AIM OF THE EXERCISE:
The answer must consist of every line below that contains the word "умолчанию".

Data records for software interfaces:
● ● ● ● ● ● ●

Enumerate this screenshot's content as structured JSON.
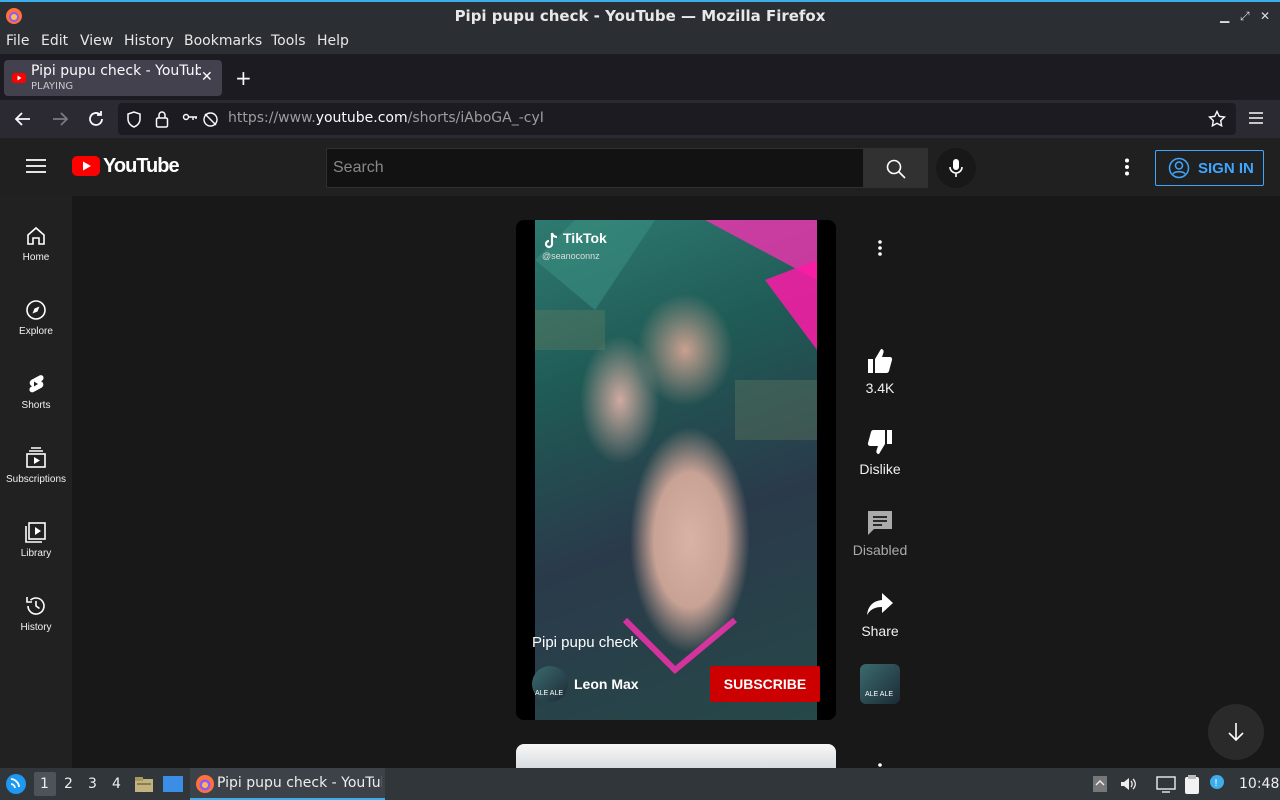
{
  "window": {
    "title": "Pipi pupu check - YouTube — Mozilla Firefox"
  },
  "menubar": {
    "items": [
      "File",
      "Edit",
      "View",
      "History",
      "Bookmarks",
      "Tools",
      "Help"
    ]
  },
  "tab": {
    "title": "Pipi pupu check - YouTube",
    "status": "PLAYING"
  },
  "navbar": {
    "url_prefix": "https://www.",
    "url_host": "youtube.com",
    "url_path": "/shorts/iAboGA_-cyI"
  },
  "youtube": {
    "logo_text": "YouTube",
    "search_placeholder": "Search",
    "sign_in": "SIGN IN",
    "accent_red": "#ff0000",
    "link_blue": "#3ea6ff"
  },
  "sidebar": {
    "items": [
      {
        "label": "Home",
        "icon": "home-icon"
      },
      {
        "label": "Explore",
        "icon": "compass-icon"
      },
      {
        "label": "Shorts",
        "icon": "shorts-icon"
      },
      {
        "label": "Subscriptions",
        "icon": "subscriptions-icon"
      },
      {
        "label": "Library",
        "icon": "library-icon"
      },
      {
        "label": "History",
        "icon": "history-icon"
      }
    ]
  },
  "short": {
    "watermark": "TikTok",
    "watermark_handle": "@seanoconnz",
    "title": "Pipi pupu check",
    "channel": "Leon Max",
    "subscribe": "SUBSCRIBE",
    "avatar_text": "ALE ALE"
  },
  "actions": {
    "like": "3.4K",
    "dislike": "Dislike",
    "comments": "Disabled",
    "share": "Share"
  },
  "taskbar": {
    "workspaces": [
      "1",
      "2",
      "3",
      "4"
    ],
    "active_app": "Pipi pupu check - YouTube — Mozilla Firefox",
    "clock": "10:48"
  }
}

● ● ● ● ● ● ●

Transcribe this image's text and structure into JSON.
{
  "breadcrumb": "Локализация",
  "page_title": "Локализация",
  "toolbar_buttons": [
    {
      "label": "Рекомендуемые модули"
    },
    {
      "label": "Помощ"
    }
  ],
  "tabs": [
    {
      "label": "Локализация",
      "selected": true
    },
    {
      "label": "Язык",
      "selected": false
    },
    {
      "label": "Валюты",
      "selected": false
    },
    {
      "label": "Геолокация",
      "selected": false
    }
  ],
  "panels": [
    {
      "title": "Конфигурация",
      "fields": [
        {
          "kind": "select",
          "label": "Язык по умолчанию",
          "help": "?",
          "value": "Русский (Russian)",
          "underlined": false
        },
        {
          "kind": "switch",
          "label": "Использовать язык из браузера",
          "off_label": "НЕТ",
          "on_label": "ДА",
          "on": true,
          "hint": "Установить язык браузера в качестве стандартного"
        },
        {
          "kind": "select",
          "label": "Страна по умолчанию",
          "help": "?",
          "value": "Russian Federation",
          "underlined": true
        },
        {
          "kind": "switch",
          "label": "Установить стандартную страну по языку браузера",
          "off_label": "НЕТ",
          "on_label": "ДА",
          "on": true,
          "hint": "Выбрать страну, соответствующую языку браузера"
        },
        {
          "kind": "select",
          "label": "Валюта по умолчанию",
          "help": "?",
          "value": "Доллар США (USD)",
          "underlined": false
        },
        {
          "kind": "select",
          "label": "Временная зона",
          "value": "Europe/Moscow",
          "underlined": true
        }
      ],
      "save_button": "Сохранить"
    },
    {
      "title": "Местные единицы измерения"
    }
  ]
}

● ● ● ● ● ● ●

PROBLEM SOLUTION:
          "label": "Язык по умолчанию",
          "label": "Страна по умолчанию",
          "label": "Валюта по умолчанию",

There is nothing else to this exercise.